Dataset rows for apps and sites
*-*-*
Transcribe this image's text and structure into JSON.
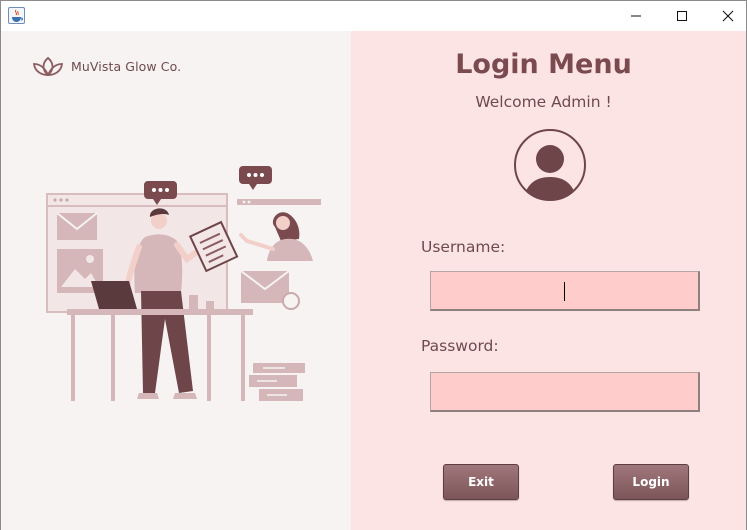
{
  "window": {
    "icon": "java-app-icon",
    "controls": [
      "minimize-icon",
      "maximize-icon",
      "close-icon"
    ]
  },
  "brand": {
    "name": "MuVista Glow Co.",
    "logo": "lotus-logo-icon"
  },
  "login": {
    "title": "Login Menu",
    "welcome": "Welcome Admin !",
    "avatar_icon": "user-avatar-icon",
    "username_label": "Username:",
    "username_value": "",
    "password_label": "Password:",
    "password_value": "",
    "exit_label": "Exit",
    "login_label": "Login"
  },
  "colors": {
    "left_panel_bg": "#f7f3f2",
    "right_panel_bg": "#fde4e4",
    "accent": "#7a4a4f",
    "input_bg": "#fdcccb",
    "button_bg": "#8c6468"
  }
}
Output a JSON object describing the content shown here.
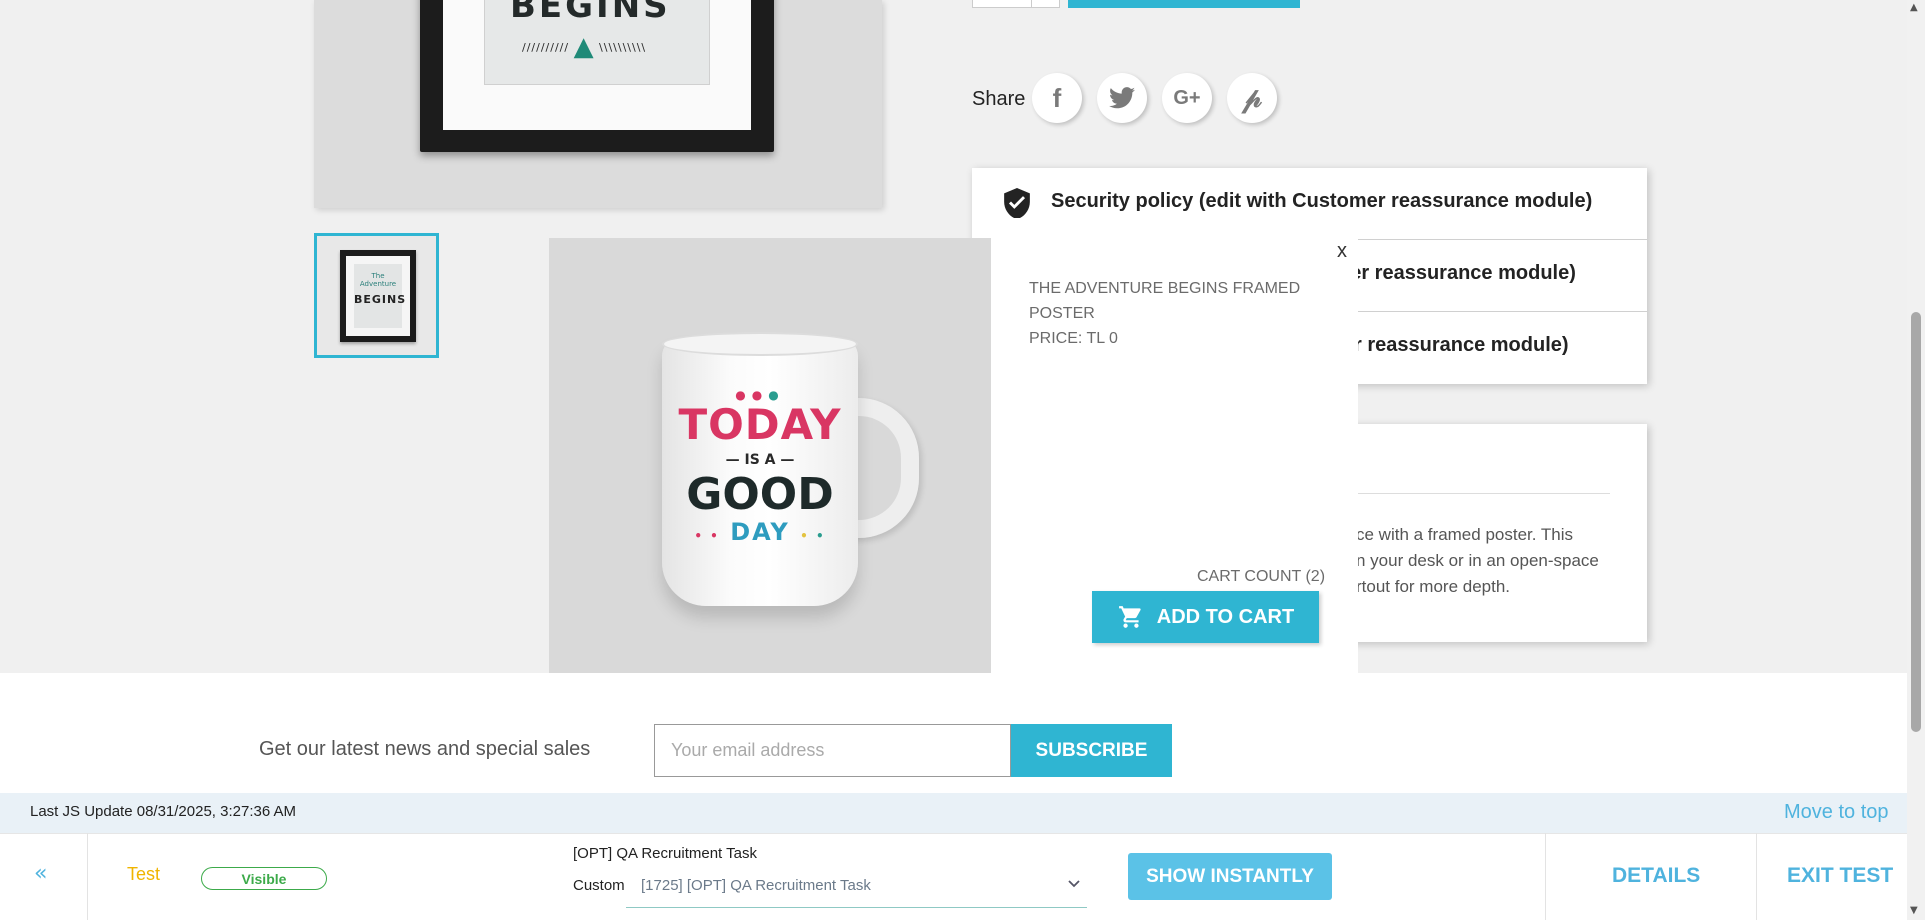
{
  "product": {
    "poster_word": "BEGINS",
    "thumb_small": "The Adventure",
    "thumb_big": "BEGINS"
  },
  "share": {
    "label": "Share",
    "icons": [
      "facebook-icon",
      "twitter-icon",
      "google-plus-icon",
      "pinterest-icon"
    ]
  },
  "reassurance": {
    "items": [
      "Security policy (edit with Customer reassurance module)",
      "Delivery policy (edit with Customer reassurance module)",
      "Return policy (edit with Customer reassurance module)"
    ],
    "visible_fragments": [
      "ner reassurance module)",
      "r reassurance module)"
    ]
  },
  "description": {
    "text_fragment": "ce with a framed poster. This\nn your desk or in an open-space\nrtout for more depth."
  },
  "modal": {
    "close": "x",
    "title_line1": "THE ADVENTURE BEGINS FRAMED",
    "title_line2": "POSTER",
    "price": "PRICE: TL 0",
    "cart_count": "CART COUNT (2)",
    "add_to_cart": "ADD TO CART",
    "mug": {
      "today": "TODAY",
      "is_a": "IS A",
      "good": "GOOD",
      "day": "DAY"
    }
  },
  "newsletter": {
    "text": "Get our latest news and special sales",
    "placeholder": "Your email address",
    "button": "SUBSCRIBE"
  },
  "test_panel": {
    "last_update": "Last JS Update 08/31/2025, 3:27:36 AM",
    "move_to_top": "Move to top",
    "back": "«",
    "test_label": "Test",
    "visible_badge": "Visible",
    "opt_title": "[OPT] QA Recruitment Task",
    "custom_label": "Custom",
    "selected_option": "[1725] [OPT] QA Recruitment Task",
    "show_instantly": "SHOW INSTANTLY",
    "details": "DETAILS",
    "exit_test": "EXIT TEST"
  },
  "colors": {
    "accent": "#2fb5d2",
    "link_blue": "#4fb3de",
    "visible_green": "#3caa4a",
    "test_yellow": "#f0b400"
  }
}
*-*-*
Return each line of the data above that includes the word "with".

**Response to the task**:
      "Security policy (edit with Customer reassurance module)",
      "Delivery policy (edit with Customer reassurance module)",
      "Return policy (edit with Customer reassurance module)"
    "text_fragment": "ce with a framed poster. This\nn your desk or in an open-space\nrtout for more depth."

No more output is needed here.